the strategies of Vibrio, an oyster pathogen
The success of an infection depends both on the pathogen virulence factors and on the immune system of their hosts. In an article published in June 2019 in PNAS, researchers from the IHPE laboratory (UMR UPVD / CNRS / Ifremer / UM) show that the Vibrio species pathogenic for oysters have developed various mechanisms allowing them to overcome the powerful cellular defenses of their host to cause systemic infections.

Various species of Vibrio cause important infectious diseases for humans and animal species. In oyster, these pathogens are associated with various diseases causing major losses in hatcheries and farms.

The authors - supported by funding from the ANR project "Decipher" and the Horizon 2020 "Vivaldi" project - studied Vibrio infections in oysters, an ecologically relevant host for which virulent and non-virulent Vibrio strains were isolated from the field.

They show that the virulent species of Vibrio use different mechanisms to escape the cellular defenses of their host. These mechanisms are based on distinct molecular determinants that are shared across strains of the same species of Vibrio, but which differ among species.

Using cytotoxicity to kill host immune cells

The different mechanisms of cytotoxicity nevertheless converge towards the same crucial result, the lysis of the host immune cells. This cytotoxicity allows virulent strains to cause systemic infections.

Although cytotoxicity is a well-known feature of pathogenic Vibrio for humans and animal species, its role in escaping immune defenses has remained largely unexplored until now.

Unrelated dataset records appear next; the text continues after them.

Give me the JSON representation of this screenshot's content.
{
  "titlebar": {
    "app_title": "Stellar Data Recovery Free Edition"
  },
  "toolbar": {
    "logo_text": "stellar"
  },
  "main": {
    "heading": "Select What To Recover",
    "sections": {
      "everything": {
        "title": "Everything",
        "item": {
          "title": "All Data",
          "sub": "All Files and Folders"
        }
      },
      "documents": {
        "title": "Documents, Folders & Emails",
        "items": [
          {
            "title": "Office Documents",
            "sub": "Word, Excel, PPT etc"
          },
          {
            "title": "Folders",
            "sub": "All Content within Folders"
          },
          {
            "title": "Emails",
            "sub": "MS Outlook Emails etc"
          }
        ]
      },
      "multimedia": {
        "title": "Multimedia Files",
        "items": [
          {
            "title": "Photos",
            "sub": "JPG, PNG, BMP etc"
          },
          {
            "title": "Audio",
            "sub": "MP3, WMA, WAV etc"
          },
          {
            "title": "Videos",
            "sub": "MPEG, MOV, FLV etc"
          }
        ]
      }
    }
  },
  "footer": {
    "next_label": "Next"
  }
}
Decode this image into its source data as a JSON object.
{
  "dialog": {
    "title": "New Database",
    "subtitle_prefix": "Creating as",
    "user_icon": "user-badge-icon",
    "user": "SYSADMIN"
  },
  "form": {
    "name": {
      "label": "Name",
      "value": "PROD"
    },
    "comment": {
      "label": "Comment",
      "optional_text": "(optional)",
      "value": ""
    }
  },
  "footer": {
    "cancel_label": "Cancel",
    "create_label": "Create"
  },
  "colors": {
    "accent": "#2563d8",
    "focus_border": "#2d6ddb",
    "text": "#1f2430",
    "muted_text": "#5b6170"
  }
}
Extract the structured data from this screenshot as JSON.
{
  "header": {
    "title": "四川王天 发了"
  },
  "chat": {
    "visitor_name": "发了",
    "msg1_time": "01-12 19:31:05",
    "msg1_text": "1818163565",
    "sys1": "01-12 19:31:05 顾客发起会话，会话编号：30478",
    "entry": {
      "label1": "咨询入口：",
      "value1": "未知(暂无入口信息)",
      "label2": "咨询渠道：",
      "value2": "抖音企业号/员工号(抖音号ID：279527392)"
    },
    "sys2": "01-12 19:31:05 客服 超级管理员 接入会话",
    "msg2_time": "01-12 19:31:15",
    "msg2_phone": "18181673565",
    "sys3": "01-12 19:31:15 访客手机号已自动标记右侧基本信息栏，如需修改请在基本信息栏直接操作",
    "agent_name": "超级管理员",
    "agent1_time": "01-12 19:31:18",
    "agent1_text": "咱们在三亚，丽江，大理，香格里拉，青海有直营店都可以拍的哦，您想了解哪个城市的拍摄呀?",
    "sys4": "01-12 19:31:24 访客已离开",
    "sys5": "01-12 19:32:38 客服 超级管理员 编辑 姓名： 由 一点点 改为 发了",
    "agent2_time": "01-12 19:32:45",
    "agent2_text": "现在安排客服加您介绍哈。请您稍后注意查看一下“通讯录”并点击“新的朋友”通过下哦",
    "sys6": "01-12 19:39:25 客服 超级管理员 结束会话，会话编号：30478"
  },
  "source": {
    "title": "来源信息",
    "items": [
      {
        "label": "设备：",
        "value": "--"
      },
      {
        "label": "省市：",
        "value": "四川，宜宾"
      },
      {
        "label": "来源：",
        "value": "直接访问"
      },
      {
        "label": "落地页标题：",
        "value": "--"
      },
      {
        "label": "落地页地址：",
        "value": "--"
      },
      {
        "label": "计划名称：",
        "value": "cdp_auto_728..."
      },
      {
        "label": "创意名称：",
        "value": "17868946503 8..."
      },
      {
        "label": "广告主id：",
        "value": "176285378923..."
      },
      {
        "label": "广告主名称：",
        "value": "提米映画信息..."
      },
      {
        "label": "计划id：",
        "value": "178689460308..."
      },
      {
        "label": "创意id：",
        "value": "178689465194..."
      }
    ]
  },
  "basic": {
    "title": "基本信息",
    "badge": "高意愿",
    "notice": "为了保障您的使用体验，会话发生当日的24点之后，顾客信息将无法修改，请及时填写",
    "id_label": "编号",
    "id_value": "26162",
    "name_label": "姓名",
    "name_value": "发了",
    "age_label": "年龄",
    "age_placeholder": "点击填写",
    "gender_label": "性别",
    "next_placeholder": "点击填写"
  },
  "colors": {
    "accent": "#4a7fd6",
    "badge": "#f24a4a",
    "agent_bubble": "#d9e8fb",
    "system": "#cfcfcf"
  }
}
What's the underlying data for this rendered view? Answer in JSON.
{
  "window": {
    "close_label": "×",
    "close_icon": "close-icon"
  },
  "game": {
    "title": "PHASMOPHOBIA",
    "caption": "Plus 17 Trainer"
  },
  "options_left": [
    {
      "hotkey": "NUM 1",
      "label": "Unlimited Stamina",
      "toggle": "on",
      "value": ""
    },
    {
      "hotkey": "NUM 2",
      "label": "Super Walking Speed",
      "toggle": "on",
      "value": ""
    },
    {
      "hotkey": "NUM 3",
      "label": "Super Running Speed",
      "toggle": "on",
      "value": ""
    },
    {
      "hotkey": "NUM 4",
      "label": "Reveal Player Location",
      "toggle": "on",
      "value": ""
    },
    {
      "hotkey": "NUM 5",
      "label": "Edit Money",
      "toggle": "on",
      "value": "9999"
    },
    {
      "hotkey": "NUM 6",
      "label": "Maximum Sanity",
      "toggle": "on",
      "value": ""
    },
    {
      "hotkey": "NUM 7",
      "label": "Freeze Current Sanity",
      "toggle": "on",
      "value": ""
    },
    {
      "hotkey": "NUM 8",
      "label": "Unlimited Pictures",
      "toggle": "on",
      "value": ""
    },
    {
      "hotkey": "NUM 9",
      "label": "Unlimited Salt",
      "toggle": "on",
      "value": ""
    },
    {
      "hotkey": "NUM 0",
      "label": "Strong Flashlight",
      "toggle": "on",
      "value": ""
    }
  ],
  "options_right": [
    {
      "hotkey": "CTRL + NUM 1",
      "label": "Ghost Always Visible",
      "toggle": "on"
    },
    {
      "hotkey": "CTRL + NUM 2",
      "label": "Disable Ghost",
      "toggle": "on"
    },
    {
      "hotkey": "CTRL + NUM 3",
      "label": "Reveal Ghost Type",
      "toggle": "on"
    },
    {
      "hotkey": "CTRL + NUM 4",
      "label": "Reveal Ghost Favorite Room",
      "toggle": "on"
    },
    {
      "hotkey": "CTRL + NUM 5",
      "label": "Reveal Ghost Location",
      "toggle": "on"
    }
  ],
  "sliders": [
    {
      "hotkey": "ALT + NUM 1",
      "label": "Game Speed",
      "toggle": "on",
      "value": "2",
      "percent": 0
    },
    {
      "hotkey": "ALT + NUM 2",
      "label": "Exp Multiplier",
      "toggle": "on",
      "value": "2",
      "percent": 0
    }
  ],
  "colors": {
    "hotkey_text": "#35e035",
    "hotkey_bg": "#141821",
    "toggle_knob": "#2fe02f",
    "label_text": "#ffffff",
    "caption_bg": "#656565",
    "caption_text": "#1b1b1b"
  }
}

2019-CP-PNAS-IHPE-figure

Vibrio pathogens of oyster attacking immune cells. Two mechanisms, whether or not dependent on phagocytosis, allow two species of Vibrio (in black) to destroy the oyster's immune cells (in yellow) and cause systemic infection.

This work reveals that mechanisms that actively target host immunity may be more common than previously thought among Vibrio species, including pathogens affecting humans, which share some pathogenicity mechanisms with oyster pathogens.

See also

Learn more:

Rubio T, Oyanedel D, Labreuche Y, Toulza E, Luo X, Bruto M, Chaparro C, Torres M, de Lorgeril J, Haffner P, Vidal-Dupiol J, Lagorce A, Petton B, Mitta G, Jacq A, Le Roux F, Charrière GM, Destoumieux-Garzón D. Species-specific mechanisms of cytotoxicity toward immune cells determine the successful outcome of Vibrio infections.Proc Natl Acad Sci U S A. 2019 Jul 9;116(28):14238-14247. doi:10.1073/pnas.1905747116.